### Task item:
A word-for-word repetition of all the entries is required.

### Data to process:
■ ■ ■ ■ ■ ■ ■
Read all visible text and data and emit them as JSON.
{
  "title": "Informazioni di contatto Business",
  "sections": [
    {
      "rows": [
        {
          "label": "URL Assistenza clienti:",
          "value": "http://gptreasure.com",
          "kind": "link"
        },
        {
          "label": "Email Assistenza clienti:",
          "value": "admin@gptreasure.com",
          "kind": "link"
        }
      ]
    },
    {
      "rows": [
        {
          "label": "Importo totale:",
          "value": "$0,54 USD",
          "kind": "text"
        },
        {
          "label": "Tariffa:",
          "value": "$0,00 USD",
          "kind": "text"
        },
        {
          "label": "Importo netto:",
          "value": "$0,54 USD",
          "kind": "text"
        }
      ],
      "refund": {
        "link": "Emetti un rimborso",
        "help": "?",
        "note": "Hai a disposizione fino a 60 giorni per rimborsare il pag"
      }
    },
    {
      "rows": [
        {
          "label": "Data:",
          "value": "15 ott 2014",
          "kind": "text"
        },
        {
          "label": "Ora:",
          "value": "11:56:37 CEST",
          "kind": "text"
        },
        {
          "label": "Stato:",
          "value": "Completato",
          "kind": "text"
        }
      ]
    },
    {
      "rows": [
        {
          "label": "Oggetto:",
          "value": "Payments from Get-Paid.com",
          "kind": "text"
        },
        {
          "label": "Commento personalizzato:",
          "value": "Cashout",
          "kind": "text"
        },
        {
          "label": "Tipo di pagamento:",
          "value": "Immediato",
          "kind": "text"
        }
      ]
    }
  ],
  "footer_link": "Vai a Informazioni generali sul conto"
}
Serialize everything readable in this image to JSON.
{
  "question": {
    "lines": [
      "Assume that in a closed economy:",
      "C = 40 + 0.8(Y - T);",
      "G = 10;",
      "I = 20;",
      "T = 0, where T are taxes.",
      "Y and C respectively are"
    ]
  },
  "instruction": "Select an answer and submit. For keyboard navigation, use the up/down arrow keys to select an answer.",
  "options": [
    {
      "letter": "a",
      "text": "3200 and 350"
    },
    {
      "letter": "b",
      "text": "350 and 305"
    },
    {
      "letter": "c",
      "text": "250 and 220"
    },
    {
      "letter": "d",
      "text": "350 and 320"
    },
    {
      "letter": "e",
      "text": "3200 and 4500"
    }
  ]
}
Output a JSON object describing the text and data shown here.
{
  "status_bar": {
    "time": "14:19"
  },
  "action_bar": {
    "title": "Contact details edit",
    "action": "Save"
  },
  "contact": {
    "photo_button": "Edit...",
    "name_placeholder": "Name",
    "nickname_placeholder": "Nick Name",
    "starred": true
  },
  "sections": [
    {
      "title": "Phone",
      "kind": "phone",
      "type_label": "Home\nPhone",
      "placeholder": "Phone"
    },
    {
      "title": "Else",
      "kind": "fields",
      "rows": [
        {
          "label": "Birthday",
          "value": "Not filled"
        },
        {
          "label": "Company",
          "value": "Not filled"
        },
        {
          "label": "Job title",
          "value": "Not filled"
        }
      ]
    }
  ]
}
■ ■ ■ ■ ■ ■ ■
### Response for this exercise:
Read all visible text and data and emit them as JSON.
{
  "title": "Informazioni di contatto Business",
  "sections": [
    {
      "rows": [
        {
          "label": "URL Assistenza clienti:",
          "value": "http://gptreasure.com",
          "kind": "link"
        },
        {
          "label": "Email Assistenza clienti:",
          "value": "admin@gptreasure.com",
          "kind": "link"
        }
      ]
    },
    {
      "rows": [
        {
          "label": "Importo totale:",
          "value": "$0,54 USD",
          "kind": "text"
        },
        {
          "label": "Tariffa:",
          "value": "$0,00 USD",
          "kind": "text"
        },
        {
          "label": "Importo netto:",
          "value": "$0,54 USD",
          "kind": "text"
        }
      ],
      "refund": {
        "link": "Emetti un rimborso",
        "help": "?",
        "note": "Hai a disposizione fino a 60 giorni per rimborsare il pag"
      }
    },
    {
      "rows": [
        {
          "label": "Data:",
          "value": "15 ott 2014",
          "kind": "text"
        },
        {
          "label": "Ora:",
          "value": "11:56:37 CEST",
          "kind": "text"
        },
        {
          "label": "Stato:",
          "value": "Completato",
          "kind": "text"
        }
      ]
    },
    {
      "rows": [
        {
          "label": "Oggetto:",
          "value": "Payments from Get-Paid.com",
          "kind": "text"
        },
        {
          "label": "Commento personalizzato:",
          "value": "Cashout",
          "kind": "text"
        },
        {
          "label": "Tipo di pagamento:",
          "value": "Immediato",
          "kind": "text"
        }
      ]
    }
  ],
  "footer_link": "Vai a Informazioni generali sul conto"
}
Serialize everything readable in this image to JSON.
{
  "question": {
    "lines": [
      "Assume that in a closed economy:",
      "C = 40 + 0.8(Y - T);",
      "G = 10;",
      "I = 20;",
      "T = 0, where T are taxes.",
      "Y and C respectively are"
    ]
  },
  "instruction": "Select an answer and submit. For keyboard navigation, use the up/down arrow keys to select an answer.",
  "options": [
    {
      "letter": "a",
      "text": "3200 and 350"
    },
    {
      "letter": "b",
      "text": "350 and 305"
    },
    {
      "letter": "c",
      "text": "250 and 220"
    },
    {
      "letter": "d",
      "text": "350 and 320"
    },
    {
      "letter": "e",
      "text": "3200 and 4500"
    }
  ]
}
Output a JSON object describing the text and data shown here.
{
  "status_bar": {
    "time": "14:19"
  },
  "action_bar": {
    "title": "Contact details edit",
    "action": "Save"
  },
  "contact": {
    "photo_button": "Edit...",
    "name_placeholder": "Name",
    "nickname_placeholder": "Nick Name",
    "starred": true
  },
  "sections": [
    {
      "title": "Phone",
      "kind": "phone",
      "type_label": "Home\nPhone",
      "placeholder": "Phone"
    },
    {
      "title": "Else",
      "kind": "fields",
      "rows": [
        {
          "label": "Birthday",
          "value": "Not filled"
        },
        {
          "label": "Company",
          "value": "Not filled"
        },
        {
          "label": "Job title",
          "value": "Not filled"
        }
      ]
    }
  ]
}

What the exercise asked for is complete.